The car, which was authorized to be on the race course, was immediately suspended; Tour officials announced Tuesday that there would be more restrictive measures placed on media vehicles driving alongside the peloton. Flecha’s Team Sky and Hoogerland’s Vacansoleil teams are also pondering legal action against the driver, whose identity has not been released.
It’s not a typical Tour de France without doping casting a dark shadow over the race.
In addition to Contador’s participation, which Tour officials have downplayed, Russian Alexandr Kolobnev failed a drug test taken after last Wednesday’s stage 5.
Mr. Kolobnev, a rider for Katusha, tested positive for hydrochlorothiazide, a diuretic often used to mask other drugs. He left the Tour on Monday and has said he “does not know where [the diuretic] came from.”

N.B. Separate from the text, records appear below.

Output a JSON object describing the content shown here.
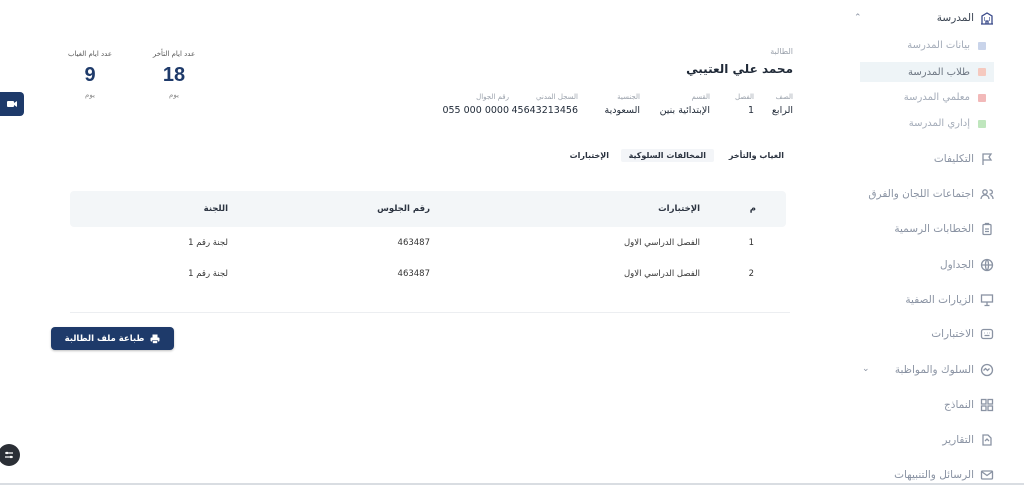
{
  "sidebar": {
    "school": "المدرسة",
    "sub_items": [
      {
        "label": "بيانات المدرسة",
        "color": "#c9d4ea"
      },
      {
        "label": "طلاب المدرسة",
        "color": "#f5c9bf"
      },
      {
        "label": "معلمي المدرسة",
        "color": "#f2b9b9"
      },
      {
        "label": "إداري المدرسة",
        "color": "#bfe6bd"
      }
    ],
    "items": [
      {
        "label": "التكليفات"
      },
      {
        "label": "اجتماعات اللجان والفرق"
      },
      {
        "label": "الخطابات الرسمية"
      },
      {
        "label": "الجداول"
      },
      {
        "label": "الزيارات الصفية"
      },
      {
        "label": "الاختبارات"
      },
      {
        "label": "السلوك والمواظبة"
      },
      {
        "label": "النماذج"
      },
      {
        "label": "التقارير"
      },
      {
        "label": "الرسائل والتنبيهات"
      }
    ]
  },
  "stats": {
    "late_label": "عدد ايام التأخر",
    "late_value": "18",
    "late_unit": "يوم",
    "absence_label": "عدد ايام الغياب",
    "absence_value": "9",
    "absence_unit": "يوم"
  },
  "student": {
    "label": "الطالبة",
    "name": "محمد علي العتيبي",
    "fields": [
      {
        "key": "الصف",
        "value": "الرابع"
      },
      {
        "key": "الفصل",
        "value": "1"
      },
      {
        "key": "القسم",
        "value": "الإبتدائية بنين"
      },
      {
        "key": "الجنسية",
        "value": "السعودية"
      },
      {
        "key": "السجل المدني",
        "value": "45643213456"
      },
      {
        "key": "رقم الجوال",
        "value": "0000 000 055"
      }
    ]
  },
  "tabs": {
    "absence": "الغياب والتأخر",
    "violations": "المخالفات السلوكية",
    "exams": "الإختبارات"
  },
  "table": {
    "headers": {
      "m": "م",
      "exam": "الإختبارات",
      "seat": "رقم الجلوس",
      "committee": "اللجنة"
    },
    "rows": [
      {
        "m": "1",
        "exam": "الفصل الدراسي الاول",
        "seat": "463487",
        "committee": "لجنة رقم 1"
      },
      {
        "m": "2",
        "exam": "الفصل الدراسي الاول",
        "seat": "463487",
        "committee": "لجنة رقم 1"
      }
    ]
  },
  "print_button": "طباعة ملف الطالبة"
}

Also on Monday, French anti-doping police searched Kolobnev’s hotel room for banned drugs, finding nothing.
It was their second publicized drug search of this Tour; on the eve of stage one, they seized and rifled through the bus of the Belgian team Quick Step.
"Fighting against doping is extremely complicated, but it's much easier when it's done together," said Tour director Christian Prudhomme on Wednesday. "And here is a good example of the anti-doping authorities working together.”
IN PICTURES: Cycling in stages: Tour de France 2011